The Republican National Committee (RNC) is facing a pivotal decision on whether to allocate funds to support former President Donald Trump's substantial legal expenses, amid an increasing chorus of committee members advocating for such action. The debate comes as the RNC is grappling with its own financial limitations and the need to support a broad slate of Republican candidates in the 2024 elections.

Solomon Yue, an RNC committeeman from Oregon, expressed that a majority of committee members favor the RNC assisting with Trump's legal costs, stemming from multiple criminal and civil cases.

This sentiment led to the failure of a resolution proposed by RNC committee member Henry Barbour, which sought to prevent the RNC from covering Trump's legal fees once he becomes the presumptive GOP presidential nominee. Despite Barbour's efforts, the resolution was declared "dead," reflecting the strong support for Trump within the committee.

As the RNC convenes in Houston to elect a new chair following Ronna McDaniel's resignation, the question of funding Trump's legal battles looms large. Trump's legal challenges include more than 90 criminal counts related to efforts to overturn the 2020 election results, mishandling classified documents, and other matters, alongside three civil case judgments ordering him to pay nearly $550 million in damages.

Despite the RNC's modest financial reserves, with only $8.7 million on hand as of February, members like Yue argue that Trump's fundraising prowess justifies the committee's financial support for his legal defense.

Yue and other committee members, including Roger Villere of Louisiana and Paul Reynolds of Alabama, believe that Trump's ability to raise funds for the RNC warrants the use of those resources to offset his legal costs, viewing it as integral to defeating President Joe Biden in the upcoming election.

The internal debate within the RNC underscores the challenges of balancing support for Trump, a figure with significant influence over the party's base, with the broader electoral strategy and financial health of the Republican Party.

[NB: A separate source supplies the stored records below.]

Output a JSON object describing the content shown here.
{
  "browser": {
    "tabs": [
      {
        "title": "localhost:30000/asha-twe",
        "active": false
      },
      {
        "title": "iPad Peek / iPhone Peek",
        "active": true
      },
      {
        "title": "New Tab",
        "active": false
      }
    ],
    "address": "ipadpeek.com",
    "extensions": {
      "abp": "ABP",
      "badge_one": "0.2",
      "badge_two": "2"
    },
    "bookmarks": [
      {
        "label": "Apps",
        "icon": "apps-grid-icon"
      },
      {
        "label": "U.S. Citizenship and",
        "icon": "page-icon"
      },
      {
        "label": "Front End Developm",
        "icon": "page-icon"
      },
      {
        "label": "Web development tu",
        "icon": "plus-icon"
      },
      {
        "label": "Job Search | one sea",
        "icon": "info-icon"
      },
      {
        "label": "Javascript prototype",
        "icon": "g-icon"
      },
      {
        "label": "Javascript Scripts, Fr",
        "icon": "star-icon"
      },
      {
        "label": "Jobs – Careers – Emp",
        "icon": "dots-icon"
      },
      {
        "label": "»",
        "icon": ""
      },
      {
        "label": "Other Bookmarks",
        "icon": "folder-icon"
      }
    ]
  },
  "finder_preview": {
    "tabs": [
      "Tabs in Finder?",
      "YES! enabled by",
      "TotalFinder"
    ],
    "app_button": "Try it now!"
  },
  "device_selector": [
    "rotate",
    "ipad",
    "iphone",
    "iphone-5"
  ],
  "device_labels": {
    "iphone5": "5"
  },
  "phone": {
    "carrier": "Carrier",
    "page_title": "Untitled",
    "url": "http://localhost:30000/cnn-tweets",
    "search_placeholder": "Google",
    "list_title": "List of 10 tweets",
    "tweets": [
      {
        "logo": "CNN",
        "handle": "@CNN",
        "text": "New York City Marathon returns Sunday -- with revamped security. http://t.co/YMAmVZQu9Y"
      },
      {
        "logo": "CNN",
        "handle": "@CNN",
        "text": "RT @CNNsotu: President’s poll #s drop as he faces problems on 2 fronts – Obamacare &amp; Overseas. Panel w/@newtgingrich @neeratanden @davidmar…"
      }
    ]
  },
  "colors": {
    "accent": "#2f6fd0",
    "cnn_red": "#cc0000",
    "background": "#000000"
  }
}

As the RNC prepares for the 2024 election cycle, the decision on whether to finance Trump's legal battles could have far-reaching implications for the party's ability to compete effectively across the political landscape.